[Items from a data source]
--- START ---
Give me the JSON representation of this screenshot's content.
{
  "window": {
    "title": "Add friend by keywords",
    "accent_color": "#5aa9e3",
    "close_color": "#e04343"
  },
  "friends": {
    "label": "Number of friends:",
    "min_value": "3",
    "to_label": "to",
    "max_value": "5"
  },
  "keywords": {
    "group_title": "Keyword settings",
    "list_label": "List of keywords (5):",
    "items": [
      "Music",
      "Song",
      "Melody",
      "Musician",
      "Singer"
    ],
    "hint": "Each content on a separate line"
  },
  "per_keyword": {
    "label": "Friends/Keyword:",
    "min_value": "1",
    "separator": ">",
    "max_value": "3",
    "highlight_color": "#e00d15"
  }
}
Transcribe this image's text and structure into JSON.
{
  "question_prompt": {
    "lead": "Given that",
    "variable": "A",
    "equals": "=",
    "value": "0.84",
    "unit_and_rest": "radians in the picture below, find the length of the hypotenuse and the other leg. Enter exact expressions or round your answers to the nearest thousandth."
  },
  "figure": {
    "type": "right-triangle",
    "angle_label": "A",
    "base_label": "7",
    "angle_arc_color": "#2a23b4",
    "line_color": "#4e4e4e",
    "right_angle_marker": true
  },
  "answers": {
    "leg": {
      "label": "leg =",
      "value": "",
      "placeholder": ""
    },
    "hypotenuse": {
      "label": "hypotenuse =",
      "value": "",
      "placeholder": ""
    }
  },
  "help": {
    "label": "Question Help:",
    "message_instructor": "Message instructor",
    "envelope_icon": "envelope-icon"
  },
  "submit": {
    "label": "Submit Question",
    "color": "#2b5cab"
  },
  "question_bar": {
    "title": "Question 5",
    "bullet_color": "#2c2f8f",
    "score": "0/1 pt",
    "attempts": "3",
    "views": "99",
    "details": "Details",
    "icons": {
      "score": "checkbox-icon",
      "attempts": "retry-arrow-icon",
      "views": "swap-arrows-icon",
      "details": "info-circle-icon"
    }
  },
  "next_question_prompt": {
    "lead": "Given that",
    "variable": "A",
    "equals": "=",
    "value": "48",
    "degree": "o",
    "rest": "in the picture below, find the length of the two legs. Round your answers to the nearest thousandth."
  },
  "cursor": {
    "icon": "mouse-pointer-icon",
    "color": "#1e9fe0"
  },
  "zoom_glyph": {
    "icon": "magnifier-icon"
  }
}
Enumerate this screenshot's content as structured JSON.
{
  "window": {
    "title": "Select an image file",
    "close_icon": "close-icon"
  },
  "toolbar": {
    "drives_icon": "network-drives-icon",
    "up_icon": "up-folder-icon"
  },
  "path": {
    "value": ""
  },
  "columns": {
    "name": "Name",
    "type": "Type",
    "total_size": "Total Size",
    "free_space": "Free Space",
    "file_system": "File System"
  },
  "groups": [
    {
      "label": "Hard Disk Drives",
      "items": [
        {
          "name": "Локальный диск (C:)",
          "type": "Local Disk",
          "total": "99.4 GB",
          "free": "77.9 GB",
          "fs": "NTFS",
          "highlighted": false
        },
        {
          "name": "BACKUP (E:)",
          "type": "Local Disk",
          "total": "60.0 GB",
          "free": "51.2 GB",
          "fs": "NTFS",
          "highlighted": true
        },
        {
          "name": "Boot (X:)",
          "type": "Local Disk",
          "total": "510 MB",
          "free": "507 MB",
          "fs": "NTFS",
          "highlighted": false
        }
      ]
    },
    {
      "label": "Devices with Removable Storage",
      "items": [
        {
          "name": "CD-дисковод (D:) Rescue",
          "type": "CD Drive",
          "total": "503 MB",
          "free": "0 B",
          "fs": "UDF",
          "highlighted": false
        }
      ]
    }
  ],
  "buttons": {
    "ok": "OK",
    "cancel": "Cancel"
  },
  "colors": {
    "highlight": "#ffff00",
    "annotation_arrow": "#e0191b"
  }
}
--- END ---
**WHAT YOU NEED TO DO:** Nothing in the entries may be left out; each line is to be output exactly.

**EXERCISE SOLUTION:**
Give me the JSON representation of this screenshot's content.
{
  "window": {
    "title": "Add friend by keywords",
    "accent_color": "#5aa9e3",
    "close_color": "#e04343"
  },
  "friends": {
    "label": "Number of friends:",
    "min_value": "3",
    "to_label": "to",
    "max_value": "5"
  },
  "keywords": {
    "group_title": "Keyword settings",
    "list_label": "List of keywords (5):",
    "items": [
      "Music",
      "Song",
      "Melody",
      "Musician",
      "Singer"
    ],
    "hint": "Each content on a separate line"
  },
  "per_keyword": {
    "label": "Friends/Keyword:",
    "min_value": "1",
    "separator": ">",
    "max_value": "3",
    "highlight_color": "#e00d15"
  }
}
Transcribe this image's text and structure into JSON.
{
  "question_prompt": {
    "lead": "Given that",
    "variable": "A",
    "equals": "=",
    "value": "0.84",
    "unit_and_rest": "radians in the picture below, find the length of the hypotenuse and the other leg. Enter exact expressions or round your answers to the nearest thousandth."
  },
  "figure": {
    "type": "right-triangle",
    "angle_label": "A",
    "base_label": "7",
    "angle_arc_color": "#2a23b4",
    "line_color": "#4e4e4e",
    "right_angle_marker": true
  },
  "answers": {
    "leg": {
      "label": "leg =",
      "value": "",
      "placeholder": ""
    },
    "hypotenuse": {
      "label": "hypotenuse =",
      "value": "",
      "placeholder": ""
    }
  },
  "help": {
    "label": "Question Help:",
    "message_instructor": "Message instructor",
    "envelope_icon": "envelope-icon"
  },
  "submit": {
    "label": "Submit Question",
    "color": "#2b5cab"
  },
  "question_bar": {
    "title": "Question 5",
    "bullet_color": "#2c2f8f",
    "score": "0/1 pt",
    "attempts": "3",
    "views": "99",
    "details": "Details",
    "icons": {
      "score": "checkbox-icon",
      "attempts": "retry-arrow-icon",
      "views": "swap-arrows-icon",
      "details": "info-circle-icon"
    }
  },
  "next_question_prompt": {
    "lead": "Given that",
    "variable": "A",
    "equals": "=",
    "value": "48",
    "degree": "o",
    "rest": "in the picture below, find the length of the two legs. Round your answers to the nearest thousandth."
  },
  "cursor": {
    "icon": "mouse-pointer-icon",
    "color": "#1e9fe0"
  },
  "zoom_glyph": {
    "icon": "magnifier-icon"
  }
}
Enumerate this screenshot's content as structured JSON.
{
  "window": {
    "title": "Select an image file",
    "close_icon": "close-icon"
  },
  "toolbar": {
    "drives_icon": "network-drives-icon",
    "up_icon": "up-folder-icon"
  },
  "path": {
    "value": ""
  },
  "columns": {
    "name": "Name",
    "type": "Type",
    "total_size": "Total Size",
    "free_space": "Free Space",
    "file_system": "File System"
  },
  "groups": [
    {
      "label": "Hard Disk Drives",
      "items": [
        {
          "name": "Локальный диск (C:)",
          "type": "Local Disk",
          "total": "99.4 GB",
          "free": "77.9 GB",
          "fs": "NTFS",
          "highlighted": false
        },
        {
          "name": "BACKUP (E:)",
          "type": "Local Disk",
          "total": "60.0 GB",
          "free": "51.2 GB",
          "fs": "NTFS",
          "highlighted": true
        },
        {
          "name": "Boot (X:)",
          "type": "Local Disk",
          "total": "510 MB",
          "free": "507 MB",
          "fs": "NTFS",
          "highlighted": false
        }
      ]
    },
    {
      "label": "Devices with Removable Storage",
      "items": [
        {
          "name": "CD-дисковод (D:) Rescue",
          "type": "CD Drive",
          "total": "503 MB",
          "free": "0 B",
          "fs": "UDF",
          "highlighted": false
        }
      ]
    }
  ],
  "buttons": {
    "ok": "OK",
    "cancel": "Cancel"
  },
  "colors": {
    "highlight": "#ffff00",
    "annotation_arrow": "#e0191b"
  }
}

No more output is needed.